Derek Jarman (1942-1994) b. London, England.
British film-maker with a vivid pictorial sense, but little enthusiasm for narrative. Jarman’s own homosexuality is central to his work, which, as well as anachronisms in period pieces, is full of full-frontal naked men, whose presence may or may not be superfluous to the main action. The male form, in fact, has dominated Jarman’s cinema and probably prevented it reaching a wider public. As a one-of-a-kind film-maker, however, he has earned his niche in history. Sex and sidelong glances are major players in Jarman’s films; but there are few smiles in his aggrieved and aggressive work, which emphasises style and content to the exclusion of entertainment.
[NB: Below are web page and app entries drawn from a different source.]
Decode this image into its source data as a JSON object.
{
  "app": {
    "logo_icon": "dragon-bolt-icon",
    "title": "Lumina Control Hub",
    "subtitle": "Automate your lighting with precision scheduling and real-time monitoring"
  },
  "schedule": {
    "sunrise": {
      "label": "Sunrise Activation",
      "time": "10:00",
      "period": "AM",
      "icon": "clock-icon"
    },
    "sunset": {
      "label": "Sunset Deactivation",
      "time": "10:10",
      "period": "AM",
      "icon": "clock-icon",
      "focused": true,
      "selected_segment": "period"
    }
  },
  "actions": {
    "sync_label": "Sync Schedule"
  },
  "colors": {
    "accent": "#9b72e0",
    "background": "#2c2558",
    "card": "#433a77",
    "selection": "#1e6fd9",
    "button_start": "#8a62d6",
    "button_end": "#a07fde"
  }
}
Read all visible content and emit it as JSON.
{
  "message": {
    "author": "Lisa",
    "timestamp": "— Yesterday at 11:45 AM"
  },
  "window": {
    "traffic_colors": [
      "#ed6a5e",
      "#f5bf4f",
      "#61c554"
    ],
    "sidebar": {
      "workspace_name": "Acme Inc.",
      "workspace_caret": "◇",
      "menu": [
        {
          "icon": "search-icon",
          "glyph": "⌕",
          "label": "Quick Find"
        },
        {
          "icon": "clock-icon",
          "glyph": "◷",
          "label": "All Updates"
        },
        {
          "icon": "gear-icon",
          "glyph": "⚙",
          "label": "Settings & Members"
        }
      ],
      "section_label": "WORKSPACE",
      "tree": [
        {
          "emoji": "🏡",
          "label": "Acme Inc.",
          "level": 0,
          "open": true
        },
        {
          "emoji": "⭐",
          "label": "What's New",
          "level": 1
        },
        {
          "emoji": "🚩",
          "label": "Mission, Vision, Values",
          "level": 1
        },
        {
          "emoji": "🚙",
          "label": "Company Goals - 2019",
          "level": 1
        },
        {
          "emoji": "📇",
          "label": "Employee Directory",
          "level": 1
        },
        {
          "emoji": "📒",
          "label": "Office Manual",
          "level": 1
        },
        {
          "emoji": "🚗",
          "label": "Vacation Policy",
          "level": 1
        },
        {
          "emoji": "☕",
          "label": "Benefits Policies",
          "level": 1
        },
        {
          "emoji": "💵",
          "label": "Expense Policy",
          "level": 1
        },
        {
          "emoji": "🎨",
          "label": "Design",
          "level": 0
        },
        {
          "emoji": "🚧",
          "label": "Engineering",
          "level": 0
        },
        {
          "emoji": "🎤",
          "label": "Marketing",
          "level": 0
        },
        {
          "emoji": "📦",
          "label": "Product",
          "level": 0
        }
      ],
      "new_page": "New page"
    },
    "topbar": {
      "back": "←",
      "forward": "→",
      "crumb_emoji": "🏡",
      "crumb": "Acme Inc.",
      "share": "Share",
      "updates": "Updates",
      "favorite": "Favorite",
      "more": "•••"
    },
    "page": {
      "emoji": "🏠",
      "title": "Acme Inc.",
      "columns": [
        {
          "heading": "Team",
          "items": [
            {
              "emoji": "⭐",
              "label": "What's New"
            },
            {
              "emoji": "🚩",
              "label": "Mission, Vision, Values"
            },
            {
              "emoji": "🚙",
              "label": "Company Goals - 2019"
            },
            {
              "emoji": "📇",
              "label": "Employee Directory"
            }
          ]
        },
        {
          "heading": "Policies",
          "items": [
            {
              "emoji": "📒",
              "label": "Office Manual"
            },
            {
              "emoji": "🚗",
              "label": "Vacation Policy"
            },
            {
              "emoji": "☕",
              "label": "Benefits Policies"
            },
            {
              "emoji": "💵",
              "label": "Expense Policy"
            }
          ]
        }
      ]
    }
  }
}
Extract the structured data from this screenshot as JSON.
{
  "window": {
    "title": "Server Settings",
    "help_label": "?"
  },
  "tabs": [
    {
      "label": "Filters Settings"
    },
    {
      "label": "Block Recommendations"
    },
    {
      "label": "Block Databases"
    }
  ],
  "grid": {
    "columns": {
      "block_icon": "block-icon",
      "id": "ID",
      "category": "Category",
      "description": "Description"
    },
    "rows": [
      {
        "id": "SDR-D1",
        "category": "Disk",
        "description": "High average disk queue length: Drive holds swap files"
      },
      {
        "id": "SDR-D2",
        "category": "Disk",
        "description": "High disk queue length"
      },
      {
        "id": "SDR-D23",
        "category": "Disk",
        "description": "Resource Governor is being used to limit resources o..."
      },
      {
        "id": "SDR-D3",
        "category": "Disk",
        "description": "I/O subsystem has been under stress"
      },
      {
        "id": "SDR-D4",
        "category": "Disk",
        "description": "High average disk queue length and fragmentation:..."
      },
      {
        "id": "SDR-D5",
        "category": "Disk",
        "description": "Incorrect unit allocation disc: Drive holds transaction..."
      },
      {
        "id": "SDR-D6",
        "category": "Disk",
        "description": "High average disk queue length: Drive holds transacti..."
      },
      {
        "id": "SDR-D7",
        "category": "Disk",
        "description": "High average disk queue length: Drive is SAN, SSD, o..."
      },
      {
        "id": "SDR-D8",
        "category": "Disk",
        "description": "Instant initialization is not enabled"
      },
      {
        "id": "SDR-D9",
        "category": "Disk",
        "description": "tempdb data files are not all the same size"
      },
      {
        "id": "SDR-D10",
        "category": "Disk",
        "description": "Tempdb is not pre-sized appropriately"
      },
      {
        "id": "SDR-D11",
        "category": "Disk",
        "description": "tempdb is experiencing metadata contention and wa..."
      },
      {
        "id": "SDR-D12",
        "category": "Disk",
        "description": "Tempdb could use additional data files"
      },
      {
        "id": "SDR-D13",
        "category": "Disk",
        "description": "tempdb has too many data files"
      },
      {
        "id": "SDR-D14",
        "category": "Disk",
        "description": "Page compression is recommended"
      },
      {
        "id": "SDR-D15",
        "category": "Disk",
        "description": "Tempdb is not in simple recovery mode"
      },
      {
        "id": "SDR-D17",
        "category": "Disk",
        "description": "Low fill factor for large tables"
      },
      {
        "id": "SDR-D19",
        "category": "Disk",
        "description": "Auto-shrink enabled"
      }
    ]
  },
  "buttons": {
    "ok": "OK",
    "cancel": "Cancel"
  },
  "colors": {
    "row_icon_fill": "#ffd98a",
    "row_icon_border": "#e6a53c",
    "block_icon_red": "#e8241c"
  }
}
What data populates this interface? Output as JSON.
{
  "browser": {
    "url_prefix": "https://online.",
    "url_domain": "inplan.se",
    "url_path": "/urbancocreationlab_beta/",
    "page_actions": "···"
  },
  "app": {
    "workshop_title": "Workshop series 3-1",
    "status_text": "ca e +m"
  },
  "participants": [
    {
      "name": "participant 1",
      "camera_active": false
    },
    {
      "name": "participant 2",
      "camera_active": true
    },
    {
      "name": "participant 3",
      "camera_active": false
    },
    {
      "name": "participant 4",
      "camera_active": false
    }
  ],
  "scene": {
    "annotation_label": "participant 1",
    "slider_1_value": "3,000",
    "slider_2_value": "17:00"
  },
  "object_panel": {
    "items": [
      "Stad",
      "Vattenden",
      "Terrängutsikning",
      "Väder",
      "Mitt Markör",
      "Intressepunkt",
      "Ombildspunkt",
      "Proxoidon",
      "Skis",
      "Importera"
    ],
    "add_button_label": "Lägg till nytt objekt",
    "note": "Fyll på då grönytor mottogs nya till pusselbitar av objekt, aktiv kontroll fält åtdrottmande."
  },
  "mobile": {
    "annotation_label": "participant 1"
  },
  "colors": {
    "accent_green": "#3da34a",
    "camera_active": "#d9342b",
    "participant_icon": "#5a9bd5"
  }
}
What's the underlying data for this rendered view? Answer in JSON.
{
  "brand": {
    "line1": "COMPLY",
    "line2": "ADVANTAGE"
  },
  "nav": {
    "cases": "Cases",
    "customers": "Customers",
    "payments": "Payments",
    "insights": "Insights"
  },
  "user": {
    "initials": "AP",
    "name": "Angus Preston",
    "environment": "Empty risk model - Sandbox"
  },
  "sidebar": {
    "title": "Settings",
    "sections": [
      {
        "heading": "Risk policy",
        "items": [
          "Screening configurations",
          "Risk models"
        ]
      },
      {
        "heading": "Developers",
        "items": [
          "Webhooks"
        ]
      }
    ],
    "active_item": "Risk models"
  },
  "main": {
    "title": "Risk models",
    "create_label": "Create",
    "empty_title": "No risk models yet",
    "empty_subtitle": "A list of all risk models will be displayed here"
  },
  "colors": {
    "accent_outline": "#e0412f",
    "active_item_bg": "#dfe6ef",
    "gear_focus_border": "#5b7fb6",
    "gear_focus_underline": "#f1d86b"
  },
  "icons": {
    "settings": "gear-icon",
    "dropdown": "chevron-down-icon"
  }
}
The most interesting and accessible of his films are those from the late 1980s, especially Caravaggio (1986), his first to encourage acting roles and narrative, The Last of England (1988), a lament for a country ravaged by some nameless disaster (AIDS?) and War Requiem (1989), a surrealistic, dialogue-free vision of World War II, using poetry and music to express emotions. A talented painter and costume designer, he died from AIDS.